The greatest strength of jazz may well be its seemingly infinite capacity to renew itself without abandoning or losing touch with its core essence. Singer-pianist Peter Cincotti, for example, would seem at 19 to be still too wet behind the ears -- at least in terms of interpreting the pieces in the Great American Songbook associated with jazz -- to bring much insight to the music of Cole Porter, the Gershwins, Jerome Kern, Rodgers & Hart, etc. But he is one of a growing number of young performers who are doing precisely that, finding inspiration in this classic material, interpreting it imaginatively, and restoring the connections between jazz and popular music.
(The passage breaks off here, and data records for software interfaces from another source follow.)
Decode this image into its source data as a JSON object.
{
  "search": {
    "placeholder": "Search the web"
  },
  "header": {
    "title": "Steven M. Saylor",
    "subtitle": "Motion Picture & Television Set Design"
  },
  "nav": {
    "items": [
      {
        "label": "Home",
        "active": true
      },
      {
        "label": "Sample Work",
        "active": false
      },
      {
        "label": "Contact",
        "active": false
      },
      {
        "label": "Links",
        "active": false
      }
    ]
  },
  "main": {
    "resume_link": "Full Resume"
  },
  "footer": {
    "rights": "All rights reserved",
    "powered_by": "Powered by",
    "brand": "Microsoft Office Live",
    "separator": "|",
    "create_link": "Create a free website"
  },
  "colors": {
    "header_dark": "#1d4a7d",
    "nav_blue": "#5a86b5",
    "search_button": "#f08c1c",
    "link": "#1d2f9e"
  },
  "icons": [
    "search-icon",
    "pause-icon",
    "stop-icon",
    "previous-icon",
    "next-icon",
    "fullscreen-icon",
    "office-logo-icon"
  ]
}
Making his Los Angeles-area debut Wednesday in the Sierra Room of the Cerritos Center for the Performing Arts, Cincotti offered a well-crafted, musically diverse set encompassing standards such as "If I Had You," "Falling in Love Again" and "You Stepped Out of a Dream," articulately rendered tributes to Erroll Garner and Fats Navarro, a taste of his own songwriting, and -- slyly acknowledging his own precocity as well as the idealism of youth -- the Muppets' "Rainbow Connection."
That's an impressive range of material, but Cincotti handled it with ease, aided by the strong support of a trio featuring tenor saxophonist Scott Kreitzer. His attributes include a warm, engaging vocal sound combined with a precise lyrical expressiveness, a fluent piano technique and a brisk sense of swing.
Still developing, still aware of his youth ("I don't intend to sing 'The Second Time Around,' he said), Cincotti has the potential to become, like Norah Jones, a significant member of a newly emerging generation of jazz-trained, jazz-inspired popular music artists.